The Patt junction bus bombing was a suicide bombing on an Egged bus carried out by Hamas in Jerusalem on June 18, 2002, killing 19 people and wounding over 74. Seventeen of the dead were residents of Gilo.
On the morning of June 18, 2002, at 7:50 a.m., a Palestinian suicide bomber from Bethlehem got onto the Egged line 32A bus, which came from the Gilo neighborhood and stopped at Beit Safafa, an Arab neighborhood of Jerusalem. The bomber boarded the bus and exploded himself in the front. His explosive belt included metal balls for shrapnel in order to maximize casualties.
- Boaz Aluf, 54, of Jerusalem
- Shani Avi-Zedek, 15, of Jerusalem
- Leah Baruch, 59, of Jerusalem
- Mendel Bereson, 72, of Jerusalem
- Raphael Berger, 28, of Jerusalem
- Michal Biazi, 24, of Jerusalem
- Tatiana Braslavsky, 41, of Jerusalem
- Galila Bugala, 11, of Jerusalem
- Raisa Dikstein, 67, of Jerusalem
- Dr. Moshe Gottlieb, 70, of Jerusalem
- Baruch Gruani, 60, of Jerusalem
- Orit Hayla, 21, of Jerusalem
- Elena Ivan, 63, of Jerusalem
- Iman Kabha, 26, of Barta’a
- Shiri Negari, 21, of Jerusalem
- Gila Nakav, 55, of Jerusalem
- Yelena Plagov, 42, of Jerusalem
- Liat Yagen, 24 of Jerusalem
- Rahamim Zidkiyahu, 51, of Jerusalem

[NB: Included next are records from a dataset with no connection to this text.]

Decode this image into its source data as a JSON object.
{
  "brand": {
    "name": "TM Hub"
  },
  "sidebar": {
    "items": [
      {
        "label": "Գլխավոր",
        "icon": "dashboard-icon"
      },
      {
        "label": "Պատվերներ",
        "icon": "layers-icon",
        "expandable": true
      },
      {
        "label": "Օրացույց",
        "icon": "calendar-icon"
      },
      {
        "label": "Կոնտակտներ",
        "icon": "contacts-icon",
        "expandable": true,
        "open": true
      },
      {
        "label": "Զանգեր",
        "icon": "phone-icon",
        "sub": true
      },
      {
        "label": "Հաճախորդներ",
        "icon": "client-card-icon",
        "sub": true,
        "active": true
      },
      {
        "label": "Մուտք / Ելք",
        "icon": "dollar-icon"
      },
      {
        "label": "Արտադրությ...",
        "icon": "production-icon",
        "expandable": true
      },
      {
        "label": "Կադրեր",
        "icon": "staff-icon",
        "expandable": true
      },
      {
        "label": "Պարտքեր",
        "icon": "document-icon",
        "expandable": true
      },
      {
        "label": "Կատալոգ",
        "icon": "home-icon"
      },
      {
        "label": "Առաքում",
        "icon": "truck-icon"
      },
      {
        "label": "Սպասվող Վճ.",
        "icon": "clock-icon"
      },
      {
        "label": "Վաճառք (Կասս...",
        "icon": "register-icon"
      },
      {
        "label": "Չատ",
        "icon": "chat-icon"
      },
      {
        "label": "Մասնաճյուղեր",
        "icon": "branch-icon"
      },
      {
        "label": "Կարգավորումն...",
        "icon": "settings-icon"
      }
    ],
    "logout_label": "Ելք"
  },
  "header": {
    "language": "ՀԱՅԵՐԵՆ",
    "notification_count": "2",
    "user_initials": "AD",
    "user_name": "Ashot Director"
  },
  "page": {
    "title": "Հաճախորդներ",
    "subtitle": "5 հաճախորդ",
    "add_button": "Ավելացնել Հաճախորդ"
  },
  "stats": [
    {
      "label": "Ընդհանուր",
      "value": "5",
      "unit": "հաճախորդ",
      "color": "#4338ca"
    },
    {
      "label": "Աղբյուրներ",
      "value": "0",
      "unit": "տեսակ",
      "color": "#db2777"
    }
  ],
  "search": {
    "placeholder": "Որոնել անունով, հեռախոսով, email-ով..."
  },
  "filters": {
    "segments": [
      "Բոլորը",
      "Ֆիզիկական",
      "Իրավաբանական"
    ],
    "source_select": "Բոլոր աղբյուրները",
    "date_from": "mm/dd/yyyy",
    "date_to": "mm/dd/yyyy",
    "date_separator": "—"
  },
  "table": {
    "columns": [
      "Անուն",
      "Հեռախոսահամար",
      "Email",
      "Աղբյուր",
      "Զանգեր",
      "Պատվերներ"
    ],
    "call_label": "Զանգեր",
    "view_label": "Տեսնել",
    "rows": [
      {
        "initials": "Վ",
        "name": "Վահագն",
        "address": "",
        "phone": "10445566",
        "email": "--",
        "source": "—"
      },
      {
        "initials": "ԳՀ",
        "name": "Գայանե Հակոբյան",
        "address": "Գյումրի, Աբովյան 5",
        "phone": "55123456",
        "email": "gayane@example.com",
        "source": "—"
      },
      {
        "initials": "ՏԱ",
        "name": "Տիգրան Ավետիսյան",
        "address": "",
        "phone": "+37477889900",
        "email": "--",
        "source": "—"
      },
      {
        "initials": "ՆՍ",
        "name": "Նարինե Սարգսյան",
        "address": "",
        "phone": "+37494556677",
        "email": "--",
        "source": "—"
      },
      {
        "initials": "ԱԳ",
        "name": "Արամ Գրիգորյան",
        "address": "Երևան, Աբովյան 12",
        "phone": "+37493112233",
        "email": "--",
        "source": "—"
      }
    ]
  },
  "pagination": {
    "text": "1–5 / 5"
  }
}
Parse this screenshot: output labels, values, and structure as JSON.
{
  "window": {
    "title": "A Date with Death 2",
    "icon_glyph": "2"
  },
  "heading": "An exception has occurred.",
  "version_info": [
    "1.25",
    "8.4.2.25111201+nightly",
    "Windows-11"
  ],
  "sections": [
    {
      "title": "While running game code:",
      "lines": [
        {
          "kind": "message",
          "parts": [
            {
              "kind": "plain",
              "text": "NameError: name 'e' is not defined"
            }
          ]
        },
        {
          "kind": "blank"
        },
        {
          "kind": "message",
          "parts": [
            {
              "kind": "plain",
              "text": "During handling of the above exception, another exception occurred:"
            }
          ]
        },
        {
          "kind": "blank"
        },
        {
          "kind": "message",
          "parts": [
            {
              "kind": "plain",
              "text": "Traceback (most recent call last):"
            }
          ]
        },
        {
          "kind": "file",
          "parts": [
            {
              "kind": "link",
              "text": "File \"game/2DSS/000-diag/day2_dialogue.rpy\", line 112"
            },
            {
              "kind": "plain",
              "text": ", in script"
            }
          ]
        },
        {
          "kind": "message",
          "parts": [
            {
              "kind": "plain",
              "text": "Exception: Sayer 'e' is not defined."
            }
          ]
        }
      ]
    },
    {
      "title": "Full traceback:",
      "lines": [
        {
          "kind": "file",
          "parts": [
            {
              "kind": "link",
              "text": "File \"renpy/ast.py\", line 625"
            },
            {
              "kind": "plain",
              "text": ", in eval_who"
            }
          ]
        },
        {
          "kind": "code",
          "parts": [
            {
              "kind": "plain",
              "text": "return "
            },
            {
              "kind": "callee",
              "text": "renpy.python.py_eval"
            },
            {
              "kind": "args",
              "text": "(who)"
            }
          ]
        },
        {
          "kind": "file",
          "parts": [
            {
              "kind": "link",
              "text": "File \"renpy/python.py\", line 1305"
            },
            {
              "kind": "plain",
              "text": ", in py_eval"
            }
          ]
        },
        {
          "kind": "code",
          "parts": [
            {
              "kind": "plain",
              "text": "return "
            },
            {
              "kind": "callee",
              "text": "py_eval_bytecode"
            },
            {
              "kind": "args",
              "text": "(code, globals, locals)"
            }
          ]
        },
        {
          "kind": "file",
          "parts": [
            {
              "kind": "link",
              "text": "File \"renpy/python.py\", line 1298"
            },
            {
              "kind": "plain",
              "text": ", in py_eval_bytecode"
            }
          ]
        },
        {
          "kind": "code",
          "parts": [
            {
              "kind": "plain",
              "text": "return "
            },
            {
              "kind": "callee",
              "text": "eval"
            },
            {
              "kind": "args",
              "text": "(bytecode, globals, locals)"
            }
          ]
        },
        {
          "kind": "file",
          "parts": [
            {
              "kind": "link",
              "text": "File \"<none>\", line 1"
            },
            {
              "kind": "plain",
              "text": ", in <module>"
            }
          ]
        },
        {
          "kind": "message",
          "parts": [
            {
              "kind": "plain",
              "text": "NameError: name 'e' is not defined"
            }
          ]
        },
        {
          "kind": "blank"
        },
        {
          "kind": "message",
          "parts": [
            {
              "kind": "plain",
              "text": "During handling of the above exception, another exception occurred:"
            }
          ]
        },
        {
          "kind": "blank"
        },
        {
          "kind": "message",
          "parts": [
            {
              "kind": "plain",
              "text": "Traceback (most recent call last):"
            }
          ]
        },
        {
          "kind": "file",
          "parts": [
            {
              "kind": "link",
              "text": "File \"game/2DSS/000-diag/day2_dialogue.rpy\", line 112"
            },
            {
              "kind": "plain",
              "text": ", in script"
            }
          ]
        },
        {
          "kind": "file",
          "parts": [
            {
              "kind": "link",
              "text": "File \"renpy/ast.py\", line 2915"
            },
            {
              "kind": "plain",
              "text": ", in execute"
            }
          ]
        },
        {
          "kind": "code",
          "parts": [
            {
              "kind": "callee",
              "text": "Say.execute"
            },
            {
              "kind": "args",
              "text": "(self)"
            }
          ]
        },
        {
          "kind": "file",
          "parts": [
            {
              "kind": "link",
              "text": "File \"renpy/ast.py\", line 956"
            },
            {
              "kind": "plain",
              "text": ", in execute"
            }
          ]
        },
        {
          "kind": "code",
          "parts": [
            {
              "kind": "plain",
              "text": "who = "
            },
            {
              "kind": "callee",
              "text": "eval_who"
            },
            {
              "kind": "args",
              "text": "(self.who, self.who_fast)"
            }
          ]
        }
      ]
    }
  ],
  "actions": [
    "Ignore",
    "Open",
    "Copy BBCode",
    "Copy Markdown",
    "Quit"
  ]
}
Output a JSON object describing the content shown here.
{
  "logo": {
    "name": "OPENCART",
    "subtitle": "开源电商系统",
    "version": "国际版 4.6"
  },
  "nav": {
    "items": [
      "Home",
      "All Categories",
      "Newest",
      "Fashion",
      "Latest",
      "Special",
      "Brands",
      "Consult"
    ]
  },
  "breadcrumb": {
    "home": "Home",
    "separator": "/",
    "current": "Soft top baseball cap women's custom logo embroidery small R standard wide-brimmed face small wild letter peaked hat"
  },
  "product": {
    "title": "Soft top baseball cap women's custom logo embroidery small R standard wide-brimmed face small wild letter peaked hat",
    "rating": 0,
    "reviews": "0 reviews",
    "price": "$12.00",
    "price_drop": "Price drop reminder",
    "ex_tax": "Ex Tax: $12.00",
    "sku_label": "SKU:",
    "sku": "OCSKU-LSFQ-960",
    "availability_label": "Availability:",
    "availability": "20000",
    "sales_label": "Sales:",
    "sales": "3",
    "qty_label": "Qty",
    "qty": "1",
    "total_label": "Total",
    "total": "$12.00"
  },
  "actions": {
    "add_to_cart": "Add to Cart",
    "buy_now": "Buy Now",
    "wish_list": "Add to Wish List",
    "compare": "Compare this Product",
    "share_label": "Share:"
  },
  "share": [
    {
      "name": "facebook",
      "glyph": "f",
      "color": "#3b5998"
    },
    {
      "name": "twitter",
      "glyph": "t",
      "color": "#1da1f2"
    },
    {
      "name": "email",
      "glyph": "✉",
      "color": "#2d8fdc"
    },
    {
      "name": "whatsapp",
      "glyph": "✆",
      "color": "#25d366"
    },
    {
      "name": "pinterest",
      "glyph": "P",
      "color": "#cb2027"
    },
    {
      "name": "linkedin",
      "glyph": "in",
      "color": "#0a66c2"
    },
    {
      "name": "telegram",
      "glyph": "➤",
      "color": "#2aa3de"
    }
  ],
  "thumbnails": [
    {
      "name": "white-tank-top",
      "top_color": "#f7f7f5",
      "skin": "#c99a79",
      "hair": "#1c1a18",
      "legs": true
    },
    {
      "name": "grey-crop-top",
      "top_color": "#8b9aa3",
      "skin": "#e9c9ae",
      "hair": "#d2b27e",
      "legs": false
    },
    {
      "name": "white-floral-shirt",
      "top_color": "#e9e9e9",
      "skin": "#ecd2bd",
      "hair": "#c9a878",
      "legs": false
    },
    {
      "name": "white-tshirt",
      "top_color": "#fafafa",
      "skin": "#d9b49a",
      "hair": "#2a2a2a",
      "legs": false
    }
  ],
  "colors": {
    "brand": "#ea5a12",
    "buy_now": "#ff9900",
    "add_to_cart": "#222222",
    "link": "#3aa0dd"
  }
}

Palestinian Islamist group Hamas claimed responsibility for the terrorist attack. The suicide bomber was identified as Muhammad al-Ghoul, a 22-year-old student at An-Najah National University in Nablus. He strapped explosives packed with nails to his body and boarded the bus during the morning rush hour as schoolchildren and commuters travelled to downtown Jerusalem from Gilo. The explosion lifted the bus off the ground, tore off its roof and sent bodies flying through the windows. Two residents of the East Jerusalem suburb of Jabel Mukaber were tried and convicted for transporting a suicide bomber.
– Charred bus exhibit
The charred remains of the bus were shipped to America and displayed at the biannual Jewish Expo fair in New York at the initiative of Zaka, an Israeli rescue and body parts recovery organization whose volunteers scrape up fragments of blood and flesh from bomb scenes for burial in keeping with Jewish law. Zaka said its aim was to increase awareness of its work and show the effects of suicide bombings.